● **Problem details**:
Please write out the complete listing that follows, exactly as it reads.

(Entries provided)

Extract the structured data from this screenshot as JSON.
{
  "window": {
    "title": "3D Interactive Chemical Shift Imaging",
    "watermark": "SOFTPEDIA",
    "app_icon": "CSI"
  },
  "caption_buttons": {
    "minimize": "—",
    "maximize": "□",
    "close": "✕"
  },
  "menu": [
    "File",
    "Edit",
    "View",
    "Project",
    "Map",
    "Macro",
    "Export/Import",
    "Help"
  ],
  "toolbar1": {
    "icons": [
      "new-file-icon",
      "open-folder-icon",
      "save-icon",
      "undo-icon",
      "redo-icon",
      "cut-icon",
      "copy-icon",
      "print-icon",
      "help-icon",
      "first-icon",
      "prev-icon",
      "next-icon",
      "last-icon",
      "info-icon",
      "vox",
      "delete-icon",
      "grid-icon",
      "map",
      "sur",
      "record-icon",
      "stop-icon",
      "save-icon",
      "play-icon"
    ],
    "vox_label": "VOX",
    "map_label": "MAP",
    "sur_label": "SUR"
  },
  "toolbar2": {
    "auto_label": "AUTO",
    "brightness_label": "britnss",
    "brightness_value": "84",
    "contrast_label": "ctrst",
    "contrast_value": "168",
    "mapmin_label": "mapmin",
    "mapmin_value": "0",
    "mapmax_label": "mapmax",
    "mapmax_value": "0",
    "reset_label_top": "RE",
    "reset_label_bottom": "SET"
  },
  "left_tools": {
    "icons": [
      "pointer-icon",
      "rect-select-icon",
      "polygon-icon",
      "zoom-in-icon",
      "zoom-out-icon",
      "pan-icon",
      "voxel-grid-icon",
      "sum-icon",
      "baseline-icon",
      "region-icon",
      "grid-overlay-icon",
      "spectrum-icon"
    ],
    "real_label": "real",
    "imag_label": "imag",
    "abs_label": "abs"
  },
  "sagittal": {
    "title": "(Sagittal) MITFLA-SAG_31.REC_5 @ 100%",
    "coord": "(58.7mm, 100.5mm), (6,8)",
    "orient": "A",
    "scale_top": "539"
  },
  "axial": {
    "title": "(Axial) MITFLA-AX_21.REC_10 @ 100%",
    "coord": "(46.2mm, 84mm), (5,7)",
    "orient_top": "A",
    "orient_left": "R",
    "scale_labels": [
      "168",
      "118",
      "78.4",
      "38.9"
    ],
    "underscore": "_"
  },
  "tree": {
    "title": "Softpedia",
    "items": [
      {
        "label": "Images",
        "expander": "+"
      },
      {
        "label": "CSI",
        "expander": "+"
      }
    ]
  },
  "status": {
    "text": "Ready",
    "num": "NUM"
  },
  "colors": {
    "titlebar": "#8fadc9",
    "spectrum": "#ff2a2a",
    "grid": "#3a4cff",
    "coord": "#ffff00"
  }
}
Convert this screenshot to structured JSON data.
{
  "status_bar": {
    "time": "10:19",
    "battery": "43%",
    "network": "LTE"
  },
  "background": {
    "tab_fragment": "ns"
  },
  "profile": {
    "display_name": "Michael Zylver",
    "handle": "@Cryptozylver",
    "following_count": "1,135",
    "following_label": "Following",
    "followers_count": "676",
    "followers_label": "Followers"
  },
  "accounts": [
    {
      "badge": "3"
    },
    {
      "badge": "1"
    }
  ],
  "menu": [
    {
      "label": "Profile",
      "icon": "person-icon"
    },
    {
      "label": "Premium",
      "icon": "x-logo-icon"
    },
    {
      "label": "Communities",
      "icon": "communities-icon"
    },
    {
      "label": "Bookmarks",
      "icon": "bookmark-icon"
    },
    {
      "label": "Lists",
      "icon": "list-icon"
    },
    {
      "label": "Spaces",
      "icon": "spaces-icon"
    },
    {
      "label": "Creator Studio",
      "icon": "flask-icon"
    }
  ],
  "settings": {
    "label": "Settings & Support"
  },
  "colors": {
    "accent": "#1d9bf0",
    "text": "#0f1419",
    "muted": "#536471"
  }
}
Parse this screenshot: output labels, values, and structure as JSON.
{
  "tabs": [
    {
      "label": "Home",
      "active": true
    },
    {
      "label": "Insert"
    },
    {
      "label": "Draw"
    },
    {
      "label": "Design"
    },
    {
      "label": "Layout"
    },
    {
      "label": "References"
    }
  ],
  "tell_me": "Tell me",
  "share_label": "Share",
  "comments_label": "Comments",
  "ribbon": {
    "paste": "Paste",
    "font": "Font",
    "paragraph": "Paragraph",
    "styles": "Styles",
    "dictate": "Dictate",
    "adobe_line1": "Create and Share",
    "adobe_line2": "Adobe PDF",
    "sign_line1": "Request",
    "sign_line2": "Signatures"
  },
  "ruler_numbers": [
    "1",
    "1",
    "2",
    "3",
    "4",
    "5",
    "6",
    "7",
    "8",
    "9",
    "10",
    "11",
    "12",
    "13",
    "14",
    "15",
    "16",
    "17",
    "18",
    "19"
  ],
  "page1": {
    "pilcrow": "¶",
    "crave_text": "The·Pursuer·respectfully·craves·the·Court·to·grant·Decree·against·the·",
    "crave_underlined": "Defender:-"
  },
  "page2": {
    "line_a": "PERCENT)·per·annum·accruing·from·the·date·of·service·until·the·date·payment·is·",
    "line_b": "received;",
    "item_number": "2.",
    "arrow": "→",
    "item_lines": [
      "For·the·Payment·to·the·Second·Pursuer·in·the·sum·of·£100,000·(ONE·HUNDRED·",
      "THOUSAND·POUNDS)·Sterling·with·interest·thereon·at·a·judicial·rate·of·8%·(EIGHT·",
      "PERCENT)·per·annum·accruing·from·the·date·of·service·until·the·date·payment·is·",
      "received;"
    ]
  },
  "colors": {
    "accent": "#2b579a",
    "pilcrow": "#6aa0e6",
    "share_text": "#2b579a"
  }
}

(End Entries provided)

● **Task answer**:
Extract the structured data from this screenshot as JSON.
{
  "window": {
    "title": "3D Interactive Chemical Shift Imaging",
    "watermark": "SOFTPEDIA",
    "app_icon": "CSI"
  },
  "caption_buttons": {
    "minimize": "—",
    "maximize": "□",
    "close": "✕"
  },
  "menu": [
    "File",
    "Edit",
    "View",
    "Project",
    "Map",
    "Macro",
    "Export/Import",
    "Help"
  ],
  "toolbar1": {
    "icons": [
      "new-file-icon",
      "open-folder-icon",
      "save-icon",
      "undo-icon",
      "redo-icon",
      "cut-icon",
      "copy-icon",
      "print-icon",
      "help-icon",
      "first-icon",
      "prev-icon",
      "next-icon",
      "last-icon",
      "info-icon",
      "vox",
      "delete-icon",
      "grid-icon",
      "map",
      "sur",
      "record-icon",
      "stop-icon",
      "save-icon",
      "play-icon"
    ],
    "vox_label": "VOX",
    "map_label": "MAP",
    "sur_label": "SUR"
  },
  "toolbar2": {
    "auto_label": "AUTO",
    "brightness_label": "britnss",
    "brightness_value": "84",
    "contrast_label": "ctrst",
    "contrast_value": "168",
    "mapmin_label": "mapmin",
    "mapmin_value": "0",
    "mapmax_label": "mapmax",
    "mapmax_value": "0",
    "reset_label_top": "RE",
    "reset_label_bottom": "SET"
  },
  "left_tools": {
    "icons": [
      "pointer-icon",
      "rect-select-icon",
      "polygon-icon",
      "zoom-in-icon",
      "zoom-out-icon",
      "pan-icon",
      "voxel-grid-icon",
      "sum-icon",
      "baseline-icon",
      "region-icon",
      "grid-overlay-icon",
      "spectrum-icon"
    ],
    "real_label": "real",
    "imag_label": "imag",
    "abs_label": "abs"
  },
  "sagittal": {
    "title": "(Sagittal) MITFLA-SAG_31.REC_5 @ 100%",
    "coord": "(58.7mm, 100.5mm), (6,8)",
    "orient": "A",
    "scale_top": "539"
  },
  "axial": {
    "title": "(Axial) MITFLA-AX_21.REC_10 @ 100%",
    "coord": "(46.2mm, 84mm), (5,7)",
    "orient_top": "A",
    "orient_left": "R",
    "scale_labels": [
      "168",
      "118",
      "78.4",
      "38.9"
    ],
    "underscore": "_"
  },
  "tree": {
    "title": "Softpedia",
    "items": [
      {
        "label": "Images",
        "expander": "+"
      },
      {
        "label": "CSI",
        "expander": "+"
      }
    ]
  },
  "status": {
    "text": "Ready",
    "num": "NUM"
  },
  "colors": {
    "titlebar": "#8fadc9",
    "spectrum": "#ff2a2a",
    "grid": "#3a4cff",
    "coord": "#ffff00"
  }
}
Convert this screenshot to structured JSON data.
{
  "status_bar": {
    "time": "10:19",
    "battery": "43%",
    "network": "LTE"
  },
  "background": {
    "tab_fragment": "ns"
  },
  "profile": {
    "display_name": "Michael Zylver",
    "handle": "@Cryptozylver",
    "following_count": "1,135",
    "following_label": "Following",
    "followers_count": "676",
    "followers_label": "Followers"
  },
  "accounts": [
    {
      "badge": "3"
    },
    {
      "badge": "1"
    }
  ],
  "menu": [
    {
      "label": "Profile",
      "icon": "person-icon"
    },
    {
      "label": "Premium",
      "icon": "x-logo-icon"
    },
    {
      "label": "Communities",
      "icon": "communities-icon"
    },
    {
      "label": "Bookmarks",
      "icon": "bookmark-icon"
    },
    {
      "label": "Lists",
      "icon": "list-icon"
    },
    {
      "label": "Spaces",
      "icon": "spaces-icon"
    },
    {
      "label": "Creator Studio",
      "icon": "flask-icon"
    }
  ],
  "settings": {
    "label": "Settings & Support"
  },
  "colors": {
    "accent": "#1d9bf0",
    "text": "#0f1419",
    "muted": "#536471"
  }
}
Parse this screenshot: output labels, values, and structure as JSON.
{
  "tabs": [
    {
      "label": "Home",
      "active": true
    },
    {
      "label": "Insert"
    },
    {
      "label": "Draw"
    },
    {
      "label": "Design"
    },
    {
      "label": "Layout"
    },
    {
      "label": "References"
    }
  ],
  "tell_me": "Tell me",
  "share_label": "Share",
  "comments_label": "Comments",
  "ribbon": {
    "paste": "Paste",
    "font": "Font",
    "paragraph": "Paragraph",
    "styles": "Styles",
    "dictate": "Dictate",
    "adobe_line1": "Create and Share",
    "adobe_line2": "Adobe PDF",
    "sign_line1": "Request",
    "sign_line2": "Signatures"
  },
  "ruler_numbers": [
    "1",
    "1",
    "2",
    "3",
    "4",
    "5",
    "6",
    "7",
    "8",
    "9",
    "10",
    "11",
    "12",
    "13",
    "14",
    "15",
    "16",
    "17",
    "18",
    "19"
  ],
  "page1": {
    "pilcrow": "¶",
    "crave_text": "The·Pursuer·respectfully·craves·the·Court·to·grant·Decree·against·the·",
    "crave_underlined": "Defender:-"
  },
  "page2": {
    "line_a": "PERCENT)·per·annum·accruing·from·the·date·of·service·until·the·date·payment·is·",
    "line_b": "received;",
    "item_number": "2.",
    "arrow": "→",
    "item_lines": [
      "For·the·Payment·to·the·Second·Pursuer·in·the·sum·of·£100,000·(ONE·HUNDRED·",
      "THOUSAND·POUNDS)·Sterling·with·interest·thereon·at·a·judicial·rate·of·8%·(EIGHT·",
      "PERCENT)·per·annum·accruing·from·the·date·of·service·until·the·date·payment·is·",
      "received;"
    ]
  },
  "colors": {
    "accent": "#2b579a",
    "pilcrow": "#6aa0e6",
    "share_text": "#2b579a"
  }
}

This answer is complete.